American Medical Association’s Toolkit for Physician Financial Transparency Reports (Sunshine Act)
August 1 to December 31, 2013: Manufacturers required to begin collecting and tracking payment, transfer, and ownership information. Thereafter, they are required to report for each full calendar year.
January 1, 2014: It is anticipated that CMS will launch the physician portal that allows physicians to sign-up to receive notice when their individual consolidated report is available for review. This portal will also allow physicians to contact manufacturers/GPOs if they want to dispute the accuracy of a report.
March 31, 2014: Manufacturers/GPOs will report the data for 2013 to CMS.
June-July 2014: It is anticipated that CMS will provide physicians access to their individualized consolidated version of all manufacturers/GPO reports for the prior calendar year in June 2014. Physicians may access the consolidated reports via an online website portal maintained by CMS and will be able to seek correction or modification by contacting the manufacturer/GPO through the portal. Sometime in July, physicians will actually be able to register in the Open Payments system, check their data, and potentially engage in dispute resolution.
September 30, 2014: CMS will release most of the data on a public website.
For any questions relating to the program, physicians can contact the CMS Help Desk at OpenPayments@cms.hhs.gov.
Physicians can register for periodic CMS updates on the CMS website.
Frequently Asked Questions
Who does the reporting?
The Sunshine Act requires that data on payments and gifts made to physicians and teaching hospitals by medical device and pharmaceutical companies (“manufacturers”) and group purchasing organizations (“GPOs“) be publicly available on a searchable federal database, called the Open Program” Web site, starting in September 2014.
While the burden of data collection and reporting requirements falls on manufacturers and GPOs – not physicians and teaching hospitals – physicians are encouraged to voluntarily review and dispute manufacturers ‘and GPOs’ data before it is submitted to the CMS, and, at the very least, before it is posted on the CMA national Web site.
What is to be reported?
Applicable manufacturers of at least one covered drug, device, biological, or medical supply must report all payments of $10 or more or other transfers of value provided to covered recipients, regardless of whether any particular payment or other transfer of value was related to a covered drug, device, biological, or medical supply. Applicable manufacturers will be required to categorize all reportable payments as falling within one of the following natures of payment:
- Consulting fees
- Compensation for services other than consulting, including serving as faculty or as a speaker at an event other than a continuing education program
- Food and beverage
- Travel and lodging
- Charitable contributions
- Royalty or license
- Current or prospective ownership or investment interest
- Compensation for serving as faculty or as a speaker for an unaccredited and non-certified continuing education program
- Compensation for serving as faculty or as a speaker for an accredited or certified continuing education program
- Space rental or facility fees (teaching hospital only)
At health care conferences, companies must report the per-person value of meals given to physicians who take the meals, but have no responsibility to report on buffet meals or other foods/beverages made available to all participants in a conference.

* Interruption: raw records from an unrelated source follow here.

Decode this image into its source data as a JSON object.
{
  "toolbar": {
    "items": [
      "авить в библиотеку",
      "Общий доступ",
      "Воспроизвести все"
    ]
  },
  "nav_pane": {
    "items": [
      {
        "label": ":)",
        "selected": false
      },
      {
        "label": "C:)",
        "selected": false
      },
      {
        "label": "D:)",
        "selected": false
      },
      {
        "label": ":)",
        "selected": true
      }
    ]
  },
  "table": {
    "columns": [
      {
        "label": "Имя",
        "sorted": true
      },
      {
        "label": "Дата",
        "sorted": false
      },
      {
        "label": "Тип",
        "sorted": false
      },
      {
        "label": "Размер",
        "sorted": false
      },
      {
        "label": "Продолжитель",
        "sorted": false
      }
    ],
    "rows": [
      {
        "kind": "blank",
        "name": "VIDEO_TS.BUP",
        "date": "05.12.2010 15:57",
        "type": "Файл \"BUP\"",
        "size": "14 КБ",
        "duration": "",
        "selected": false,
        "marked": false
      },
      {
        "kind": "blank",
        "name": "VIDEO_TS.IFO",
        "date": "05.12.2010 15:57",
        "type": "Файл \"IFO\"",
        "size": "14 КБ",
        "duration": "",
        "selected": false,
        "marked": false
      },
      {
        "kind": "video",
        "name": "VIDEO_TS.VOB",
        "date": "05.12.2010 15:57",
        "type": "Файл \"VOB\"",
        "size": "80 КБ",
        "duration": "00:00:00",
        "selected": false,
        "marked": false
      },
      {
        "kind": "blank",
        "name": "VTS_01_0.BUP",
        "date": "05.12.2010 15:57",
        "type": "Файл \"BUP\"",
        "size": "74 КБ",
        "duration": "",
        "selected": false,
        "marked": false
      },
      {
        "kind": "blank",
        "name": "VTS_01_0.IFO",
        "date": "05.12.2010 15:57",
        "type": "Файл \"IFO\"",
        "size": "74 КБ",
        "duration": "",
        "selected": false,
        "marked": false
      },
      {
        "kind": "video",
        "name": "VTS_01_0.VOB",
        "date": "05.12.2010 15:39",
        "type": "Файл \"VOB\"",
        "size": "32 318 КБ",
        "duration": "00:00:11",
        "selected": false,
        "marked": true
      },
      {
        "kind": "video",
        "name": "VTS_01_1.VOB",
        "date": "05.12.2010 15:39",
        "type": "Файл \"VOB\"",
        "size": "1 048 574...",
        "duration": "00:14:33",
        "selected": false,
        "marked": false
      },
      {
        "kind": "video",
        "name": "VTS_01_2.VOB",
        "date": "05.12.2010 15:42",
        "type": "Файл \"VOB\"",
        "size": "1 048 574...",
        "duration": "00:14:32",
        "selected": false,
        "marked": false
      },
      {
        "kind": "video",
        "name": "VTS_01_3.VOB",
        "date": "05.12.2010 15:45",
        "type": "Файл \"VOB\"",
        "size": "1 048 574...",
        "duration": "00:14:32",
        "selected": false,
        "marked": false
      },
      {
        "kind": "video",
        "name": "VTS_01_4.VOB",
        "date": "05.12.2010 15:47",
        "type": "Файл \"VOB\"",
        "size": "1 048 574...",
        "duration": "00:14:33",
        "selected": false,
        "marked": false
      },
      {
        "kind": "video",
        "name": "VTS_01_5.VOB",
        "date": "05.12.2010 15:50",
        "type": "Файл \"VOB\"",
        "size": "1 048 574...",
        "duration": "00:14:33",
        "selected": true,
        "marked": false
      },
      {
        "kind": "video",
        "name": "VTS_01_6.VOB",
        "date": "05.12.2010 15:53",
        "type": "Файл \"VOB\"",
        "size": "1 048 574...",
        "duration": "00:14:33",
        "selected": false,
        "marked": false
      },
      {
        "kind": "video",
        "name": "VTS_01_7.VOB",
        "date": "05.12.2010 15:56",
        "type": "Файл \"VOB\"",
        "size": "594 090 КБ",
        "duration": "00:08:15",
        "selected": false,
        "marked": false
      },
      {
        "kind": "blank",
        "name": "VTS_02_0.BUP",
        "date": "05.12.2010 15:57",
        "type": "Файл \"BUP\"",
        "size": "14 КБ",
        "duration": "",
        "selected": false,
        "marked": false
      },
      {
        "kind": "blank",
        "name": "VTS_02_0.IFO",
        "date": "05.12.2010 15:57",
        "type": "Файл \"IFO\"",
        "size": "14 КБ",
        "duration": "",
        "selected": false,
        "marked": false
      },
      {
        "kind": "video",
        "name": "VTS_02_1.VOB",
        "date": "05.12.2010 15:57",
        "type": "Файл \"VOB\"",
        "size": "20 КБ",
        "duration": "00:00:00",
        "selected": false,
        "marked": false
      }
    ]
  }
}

All SIR educational meetings, involving applicable manufacturers and applicable group purchasing organizations are affected by the Physician Payments Sunshine Act.
Accredited vs. non- accredited SIR programs - CMS believes "that since this type of education program does not require the same safeguards as an accredited and certified program, payments or transfers of value should be reported as required for any other payment or other transfer of value." If the payment or other transfer of value is made indirectly, it will be subject to the same reporting requirements for all indirect payments.
Learn more at PolicyMed.com.